Warfarin (Coumadin) Therapy. 

Coumarin anticoagulants (warfarin; eg, Coumadin) are antagonists of vitamin K and therefore interfere with the synthesis of vitamin K–dependent clotting factors. Coumarin anticoagulants bind to albumin, are metabolized in the liver, and have an extremely long half-life. Typically, a patient is initially treated with both heparin (either the unfractionated form or LMWH) and warfarin. When the international normalized ratio (INR) reaches the desired therapeutic range, the heparin is stopped. The dosage required to maintain the thera peutic range (typically using an INR of 2.0 to 3.0) varies widely among patients and even within the same patient. Frequent monitoring of the INR is extremely important so that the dosage of warfarin can be adjusted as needed. Warfarin is affected by many medications; consultation with a pharmacist is important to assess the extent to which concurrently administered medications, herbs, and nutritional supplements may interact with warfarin. It is also affected by many foods, so patients need dietary instruction and may benefit from consultation with a dietitian when receiving warfarin therapy. (See figure) for a listing of agents that interact with warfarin.

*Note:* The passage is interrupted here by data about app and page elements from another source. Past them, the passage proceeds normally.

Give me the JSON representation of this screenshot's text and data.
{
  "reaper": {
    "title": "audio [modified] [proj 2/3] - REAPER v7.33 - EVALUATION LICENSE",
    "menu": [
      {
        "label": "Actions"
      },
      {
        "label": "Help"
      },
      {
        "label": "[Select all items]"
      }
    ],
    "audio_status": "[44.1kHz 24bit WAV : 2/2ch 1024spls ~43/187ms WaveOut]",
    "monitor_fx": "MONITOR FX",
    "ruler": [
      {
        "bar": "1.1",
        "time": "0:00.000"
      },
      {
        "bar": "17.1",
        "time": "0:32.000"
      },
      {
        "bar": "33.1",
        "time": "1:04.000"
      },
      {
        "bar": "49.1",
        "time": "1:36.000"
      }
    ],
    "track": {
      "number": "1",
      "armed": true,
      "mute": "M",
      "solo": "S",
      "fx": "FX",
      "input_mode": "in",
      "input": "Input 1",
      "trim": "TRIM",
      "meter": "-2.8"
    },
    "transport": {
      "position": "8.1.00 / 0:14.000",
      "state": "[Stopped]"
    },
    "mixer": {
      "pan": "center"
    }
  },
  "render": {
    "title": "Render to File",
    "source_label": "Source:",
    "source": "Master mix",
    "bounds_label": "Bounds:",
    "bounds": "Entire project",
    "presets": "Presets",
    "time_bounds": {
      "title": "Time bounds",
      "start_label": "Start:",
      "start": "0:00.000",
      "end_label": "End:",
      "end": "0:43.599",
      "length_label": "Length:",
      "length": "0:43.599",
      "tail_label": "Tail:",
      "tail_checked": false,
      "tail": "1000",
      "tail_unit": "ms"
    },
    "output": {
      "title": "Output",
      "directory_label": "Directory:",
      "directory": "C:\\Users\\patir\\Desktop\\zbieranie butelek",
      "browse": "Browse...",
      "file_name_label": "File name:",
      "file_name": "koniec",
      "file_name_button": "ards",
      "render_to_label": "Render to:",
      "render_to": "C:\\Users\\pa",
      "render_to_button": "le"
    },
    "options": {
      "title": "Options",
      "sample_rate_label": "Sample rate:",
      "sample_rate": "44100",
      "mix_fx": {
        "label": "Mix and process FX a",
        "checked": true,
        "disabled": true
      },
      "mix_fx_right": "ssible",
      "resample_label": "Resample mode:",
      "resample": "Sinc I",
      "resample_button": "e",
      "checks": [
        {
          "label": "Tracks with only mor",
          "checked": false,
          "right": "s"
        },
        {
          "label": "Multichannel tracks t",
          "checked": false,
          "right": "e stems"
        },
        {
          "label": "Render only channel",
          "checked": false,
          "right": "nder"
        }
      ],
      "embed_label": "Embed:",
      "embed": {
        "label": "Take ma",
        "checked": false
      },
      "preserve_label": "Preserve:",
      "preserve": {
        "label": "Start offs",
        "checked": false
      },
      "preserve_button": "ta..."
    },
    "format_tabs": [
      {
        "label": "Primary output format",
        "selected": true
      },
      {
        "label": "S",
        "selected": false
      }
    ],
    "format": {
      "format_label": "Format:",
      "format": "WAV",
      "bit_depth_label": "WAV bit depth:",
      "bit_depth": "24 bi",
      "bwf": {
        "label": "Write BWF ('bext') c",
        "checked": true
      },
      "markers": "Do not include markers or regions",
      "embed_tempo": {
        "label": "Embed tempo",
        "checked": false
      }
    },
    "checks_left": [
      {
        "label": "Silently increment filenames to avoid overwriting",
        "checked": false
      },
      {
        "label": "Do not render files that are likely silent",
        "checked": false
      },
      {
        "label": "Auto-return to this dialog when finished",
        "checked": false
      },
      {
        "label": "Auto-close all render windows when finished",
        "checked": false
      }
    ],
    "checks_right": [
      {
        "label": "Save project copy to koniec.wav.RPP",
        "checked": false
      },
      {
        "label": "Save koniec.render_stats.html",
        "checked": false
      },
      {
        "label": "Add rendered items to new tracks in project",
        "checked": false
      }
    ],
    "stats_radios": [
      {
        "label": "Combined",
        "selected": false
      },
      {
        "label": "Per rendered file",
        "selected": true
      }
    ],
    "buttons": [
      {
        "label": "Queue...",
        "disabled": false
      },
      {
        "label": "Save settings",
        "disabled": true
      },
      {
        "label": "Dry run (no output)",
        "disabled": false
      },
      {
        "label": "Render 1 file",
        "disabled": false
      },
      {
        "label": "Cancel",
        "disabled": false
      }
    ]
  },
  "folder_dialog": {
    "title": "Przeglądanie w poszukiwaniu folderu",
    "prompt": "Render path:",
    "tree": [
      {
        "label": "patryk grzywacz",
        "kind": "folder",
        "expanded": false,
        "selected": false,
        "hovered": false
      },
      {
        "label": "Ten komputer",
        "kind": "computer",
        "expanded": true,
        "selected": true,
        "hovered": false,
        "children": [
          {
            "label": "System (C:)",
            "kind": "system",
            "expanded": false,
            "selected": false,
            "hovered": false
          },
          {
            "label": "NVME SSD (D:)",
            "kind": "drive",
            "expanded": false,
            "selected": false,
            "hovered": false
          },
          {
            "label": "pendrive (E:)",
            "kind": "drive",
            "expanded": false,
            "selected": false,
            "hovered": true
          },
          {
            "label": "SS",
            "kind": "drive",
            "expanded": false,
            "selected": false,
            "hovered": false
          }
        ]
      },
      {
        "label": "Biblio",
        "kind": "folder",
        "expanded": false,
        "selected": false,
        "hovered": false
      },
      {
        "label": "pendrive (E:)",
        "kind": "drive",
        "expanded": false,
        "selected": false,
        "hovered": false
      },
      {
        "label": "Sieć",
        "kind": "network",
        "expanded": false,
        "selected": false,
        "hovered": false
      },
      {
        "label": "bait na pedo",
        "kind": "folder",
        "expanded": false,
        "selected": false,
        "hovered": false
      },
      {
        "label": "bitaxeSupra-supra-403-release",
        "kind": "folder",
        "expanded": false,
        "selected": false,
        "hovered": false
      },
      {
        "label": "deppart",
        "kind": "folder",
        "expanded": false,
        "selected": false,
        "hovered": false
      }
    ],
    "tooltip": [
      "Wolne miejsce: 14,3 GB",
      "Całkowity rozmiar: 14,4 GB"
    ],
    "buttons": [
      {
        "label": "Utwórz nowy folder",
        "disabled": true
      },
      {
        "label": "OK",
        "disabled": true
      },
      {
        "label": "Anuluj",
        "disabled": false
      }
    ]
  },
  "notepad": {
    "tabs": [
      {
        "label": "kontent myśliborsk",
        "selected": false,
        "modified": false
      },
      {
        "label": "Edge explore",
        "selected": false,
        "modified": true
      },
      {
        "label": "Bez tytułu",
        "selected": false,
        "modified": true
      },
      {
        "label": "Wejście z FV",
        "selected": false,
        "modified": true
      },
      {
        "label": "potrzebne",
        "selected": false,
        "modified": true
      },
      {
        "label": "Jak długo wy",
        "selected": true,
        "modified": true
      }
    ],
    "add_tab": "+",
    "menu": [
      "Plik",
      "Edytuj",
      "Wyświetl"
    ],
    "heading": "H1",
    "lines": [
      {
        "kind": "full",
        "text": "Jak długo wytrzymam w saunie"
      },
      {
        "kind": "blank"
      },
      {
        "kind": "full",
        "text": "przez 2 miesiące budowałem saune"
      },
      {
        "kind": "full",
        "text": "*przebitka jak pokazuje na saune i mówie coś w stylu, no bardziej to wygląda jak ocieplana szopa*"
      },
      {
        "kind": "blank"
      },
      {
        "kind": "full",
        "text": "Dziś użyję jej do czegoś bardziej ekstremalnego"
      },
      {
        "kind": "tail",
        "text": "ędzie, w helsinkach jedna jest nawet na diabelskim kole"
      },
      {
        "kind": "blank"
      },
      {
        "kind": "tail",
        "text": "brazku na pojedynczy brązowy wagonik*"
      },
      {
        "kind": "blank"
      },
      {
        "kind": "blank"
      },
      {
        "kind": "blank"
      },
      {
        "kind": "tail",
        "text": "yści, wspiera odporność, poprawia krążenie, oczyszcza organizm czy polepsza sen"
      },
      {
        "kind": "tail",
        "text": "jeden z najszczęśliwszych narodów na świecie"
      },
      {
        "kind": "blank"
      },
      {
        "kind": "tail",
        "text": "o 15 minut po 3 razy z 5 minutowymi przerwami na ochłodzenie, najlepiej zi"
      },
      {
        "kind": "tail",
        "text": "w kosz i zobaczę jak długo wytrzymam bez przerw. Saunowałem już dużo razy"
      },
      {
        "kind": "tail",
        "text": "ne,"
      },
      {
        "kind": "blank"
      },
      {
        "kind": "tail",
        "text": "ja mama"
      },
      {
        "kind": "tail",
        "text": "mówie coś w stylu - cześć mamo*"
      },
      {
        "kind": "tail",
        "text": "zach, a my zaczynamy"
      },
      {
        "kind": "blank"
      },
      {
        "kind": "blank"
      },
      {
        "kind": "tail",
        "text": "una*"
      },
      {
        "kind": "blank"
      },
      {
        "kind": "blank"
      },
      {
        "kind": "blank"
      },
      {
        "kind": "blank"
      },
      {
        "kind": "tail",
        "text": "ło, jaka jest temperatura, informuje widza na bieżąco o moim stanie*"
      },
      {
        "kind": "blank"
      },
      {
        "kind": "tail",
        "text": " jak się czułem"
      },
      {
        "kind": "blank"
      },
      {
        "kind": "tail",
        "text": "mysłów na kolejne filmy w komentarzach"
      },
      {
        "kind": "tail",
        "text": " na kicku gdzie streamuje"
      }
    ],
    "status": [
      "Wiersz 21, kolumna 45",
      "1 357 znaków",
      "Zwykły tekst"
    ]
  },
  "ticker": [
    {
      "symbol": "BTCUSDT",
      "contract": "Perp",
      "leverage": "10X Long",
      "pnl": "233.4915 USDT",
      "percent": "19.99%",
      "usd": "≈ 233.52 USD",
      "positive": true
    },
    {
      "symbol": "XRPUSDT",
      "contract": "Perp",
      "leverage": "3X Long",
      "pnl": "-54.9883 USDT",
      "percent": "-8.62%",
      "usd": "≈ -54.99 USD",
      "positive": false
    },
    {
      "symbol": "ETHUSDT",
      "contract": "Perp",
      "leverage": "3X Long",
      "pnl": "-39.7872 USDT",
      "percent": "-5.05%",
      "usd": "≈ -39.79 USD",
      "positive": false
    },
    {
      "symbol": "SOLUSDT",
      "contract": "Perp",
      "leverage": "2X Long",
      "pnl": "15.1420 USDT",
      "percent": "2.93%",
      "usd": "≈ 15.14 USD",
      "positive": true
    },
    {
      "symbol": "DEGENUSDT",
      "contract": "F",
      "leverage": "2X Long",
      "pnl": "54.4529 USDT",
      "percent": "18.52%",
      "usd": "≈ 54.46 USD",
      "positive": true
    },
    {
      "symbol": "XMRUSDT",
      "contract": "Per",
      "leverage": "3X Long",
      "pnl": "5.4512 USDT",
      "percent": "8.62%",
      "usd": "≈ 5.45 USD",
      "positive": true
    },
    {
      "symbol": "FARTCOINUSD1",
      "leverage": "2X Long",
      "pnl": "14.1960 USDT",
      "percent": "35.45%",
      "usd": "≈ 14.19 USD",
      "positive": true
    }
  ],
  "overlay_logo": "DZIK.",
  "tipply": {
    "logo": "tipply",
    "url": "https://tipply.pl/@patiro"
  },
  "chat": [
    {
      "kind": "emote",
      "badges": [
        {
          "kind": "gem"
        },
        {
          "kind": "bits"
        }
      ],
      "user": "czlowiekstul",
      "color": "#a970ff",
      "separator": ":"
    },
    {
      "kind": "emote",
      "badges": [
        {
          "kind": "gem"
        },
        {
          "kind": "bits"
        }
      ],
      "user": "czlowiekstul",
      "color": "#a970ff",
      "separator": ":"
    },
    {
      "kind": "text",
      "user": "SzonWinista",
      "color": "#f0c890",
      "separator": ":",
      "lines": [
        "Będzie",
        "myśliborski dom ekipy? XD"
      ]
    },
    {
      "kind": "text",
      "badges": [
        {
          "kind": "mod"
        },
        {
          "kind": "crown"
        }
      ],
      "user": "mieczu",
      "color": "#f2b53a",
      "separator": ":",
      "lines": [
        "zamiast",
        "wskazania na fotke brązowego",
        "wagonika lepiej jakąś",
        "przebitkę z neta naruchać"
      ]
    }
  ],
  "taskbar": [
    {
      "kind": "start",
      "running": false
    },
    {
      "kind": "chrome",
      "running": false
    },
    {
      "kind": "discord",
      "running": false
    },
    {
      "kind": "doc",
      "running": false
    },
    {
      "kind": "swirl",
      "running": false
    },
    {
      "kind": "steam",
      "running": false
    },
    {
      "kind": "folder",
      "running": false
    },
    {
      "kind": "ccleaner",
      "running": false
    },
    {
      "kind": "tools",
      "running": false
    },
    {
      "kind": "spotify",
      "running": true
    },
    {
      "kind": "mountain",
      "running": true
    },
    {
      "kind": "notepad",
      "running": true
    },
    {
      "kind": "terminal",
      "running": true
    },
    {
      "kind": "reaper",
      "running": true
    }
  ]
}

Nursing Management Patients with thrombotic disorders should avoid activities that promote circulatory stasis (eg, immobility, crossing the legs). Exercise, especially ambulation, should be performed frequently throughout the day, particularly during long trips by car or plane. Medications that alter platelet aggregation, such as low-strength aspirin, may be prescribed. Some patients require life-long therapy with anticoagulants such as warfarin (eg, Coumadin). Patients with thrombotic disorders, particularly those with thrombophilia, should be assessed for concurrent risk factors for thrombosis and should avoid concomitant risk factors if possible. For example, use of tobacco and nicotine products exacerbates the problem and should be avoided. Just as for other conditions, patients with thrombotic disorders, particularly thrombophilia, should know the name of their specific condition and understand its significance. In many instances, younger patients with thrombophilia may not require prophylactic anticoagulation; however, with concomitant risk factors (eg, pregnancy), increasing age, or subsequent thrombotic events, prophylactic or lifelong anticoagulation therapy may be required. Being able to provide the health care provider with an accurate health history can be extremely useful and can help guide the selection of appropriate therapeutic interventions. 

Patients with hereditary disorders should be encouraged to have their siblings and children tested for the disorder. When patients with thrombotic disorders are hospitalized, frequent assessments should be performed for signs and symptoms of beginning thrombus formation, particularly in the legs (DVT) and lungs (pulmonary embolism). Ambulation or range-of-motion exercises as well as the use of elastic compression stockings should be initiated promptly to decrease stasis. Prophylactic anticoagulants are commonly prescribed.